_Input for this task:_
########################################

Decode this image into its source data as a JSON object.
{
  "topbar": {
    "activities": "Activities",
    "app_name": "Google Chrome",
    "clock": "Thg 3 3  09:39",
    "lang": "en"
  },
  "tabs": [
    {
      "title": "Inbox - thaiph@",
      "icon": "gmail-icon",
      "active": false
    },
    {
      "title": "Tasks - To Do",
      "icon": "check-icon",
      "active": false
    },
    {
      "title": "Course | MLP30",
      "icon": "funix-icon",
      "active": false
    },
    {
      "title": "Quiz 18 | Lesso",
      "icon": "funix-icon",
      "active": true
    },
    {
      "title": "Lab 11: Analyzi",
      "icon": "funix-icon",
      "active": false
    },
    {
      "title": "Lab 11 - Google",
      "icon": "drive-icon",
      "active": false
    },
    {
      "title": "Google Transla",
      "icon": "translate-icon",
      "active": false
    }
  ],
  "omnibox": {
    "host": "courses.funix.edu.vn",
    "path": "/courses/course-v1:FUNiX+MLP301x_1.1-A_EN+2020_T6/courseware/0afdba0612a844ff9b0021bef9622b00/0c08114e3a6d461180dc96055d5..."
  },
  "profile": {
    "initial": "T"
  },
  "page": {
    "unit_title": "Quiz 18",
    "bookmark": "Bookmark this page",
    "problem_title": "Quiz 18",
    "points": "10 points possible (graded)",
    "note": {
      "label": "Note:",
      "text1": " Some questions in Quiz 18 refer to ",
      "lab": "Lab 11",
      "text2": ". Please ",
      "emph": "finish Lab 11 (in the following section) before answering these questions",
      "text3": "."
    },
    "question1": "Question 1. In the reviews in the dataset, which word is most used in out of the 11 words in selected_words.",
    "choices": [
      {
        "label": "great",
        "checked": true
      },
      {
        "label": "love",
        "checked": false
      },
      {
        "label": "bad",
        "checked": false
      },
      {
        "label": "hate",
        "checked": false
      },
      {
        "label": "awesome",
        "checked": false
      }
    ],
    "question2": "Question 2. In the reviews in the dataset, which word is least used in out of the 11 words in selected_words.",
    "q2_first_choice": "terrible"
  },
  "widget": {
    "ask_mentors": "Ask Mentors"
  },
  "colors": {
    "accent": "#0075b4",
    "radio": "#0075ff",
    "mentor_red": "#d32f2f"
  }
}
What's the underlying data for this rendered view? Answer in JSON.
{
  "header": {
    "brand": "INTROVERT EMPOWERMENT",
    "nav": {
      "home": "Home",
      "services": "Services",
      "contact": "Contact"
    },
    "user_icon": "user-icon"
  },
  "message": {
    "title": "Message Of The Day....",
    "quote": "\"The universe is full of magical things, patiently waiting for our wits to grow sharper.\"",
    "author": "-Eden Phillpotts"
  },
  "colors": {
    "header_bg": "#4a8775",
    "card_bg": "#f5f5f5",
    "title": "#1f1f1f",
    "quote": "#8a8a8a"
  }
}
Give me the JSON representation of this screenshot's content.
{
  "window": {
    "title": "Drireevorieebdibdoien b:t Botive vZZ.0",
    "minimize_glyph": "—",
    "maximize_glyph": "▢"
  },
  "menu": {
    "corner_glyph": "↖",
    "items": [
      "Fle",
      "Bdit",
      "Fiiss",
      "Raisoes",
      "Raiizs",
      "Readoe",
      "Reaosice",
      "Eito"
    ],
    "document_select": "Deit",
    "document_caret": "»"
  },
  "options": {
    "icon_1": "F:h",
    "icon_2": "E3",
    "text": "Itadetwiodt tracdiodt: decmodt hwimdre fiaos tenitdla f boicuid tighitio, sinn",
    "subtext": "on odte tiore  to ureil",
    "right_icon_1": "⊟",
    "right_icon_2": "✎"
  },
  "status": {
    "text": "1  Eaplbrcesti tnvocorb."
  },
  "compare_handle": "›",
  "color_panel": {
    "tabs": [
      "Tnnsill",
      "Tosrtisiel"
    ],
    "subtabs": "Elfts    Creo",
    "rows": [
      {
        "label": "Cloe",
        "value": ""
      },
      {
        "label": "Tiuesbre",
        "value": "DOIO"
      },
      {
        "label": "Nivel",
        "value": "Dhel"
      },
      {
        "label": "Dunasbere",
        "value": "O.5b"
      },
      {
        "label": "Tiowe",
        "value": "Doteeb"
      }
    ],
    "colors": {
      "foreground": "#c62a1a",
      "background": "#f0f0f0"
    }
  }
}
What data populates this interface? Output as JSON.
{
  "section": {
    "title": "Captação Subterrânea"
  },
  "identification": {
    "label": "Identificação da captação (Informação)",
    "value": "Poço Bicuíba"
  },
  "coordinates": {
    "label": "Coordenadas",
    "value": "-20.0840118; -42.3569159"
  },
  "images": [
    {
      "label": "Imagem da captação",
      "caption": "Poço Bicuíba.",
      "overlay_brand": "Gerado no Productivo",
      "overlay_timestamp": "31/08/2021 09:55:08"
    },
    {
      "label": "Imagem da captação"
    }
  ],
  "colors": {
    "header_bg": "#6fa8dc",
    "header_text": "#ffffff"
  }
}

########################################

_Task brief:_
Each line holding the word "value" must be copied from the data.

_Task answer:_
        "value": ""
        "value": "DOIO"
        "value": "Dhel"
        "value": "O.5b"
        "value": "Doteeb"
    "value": "Poço Bicuíba"
    "value": "-20.0840118; -42.3569159"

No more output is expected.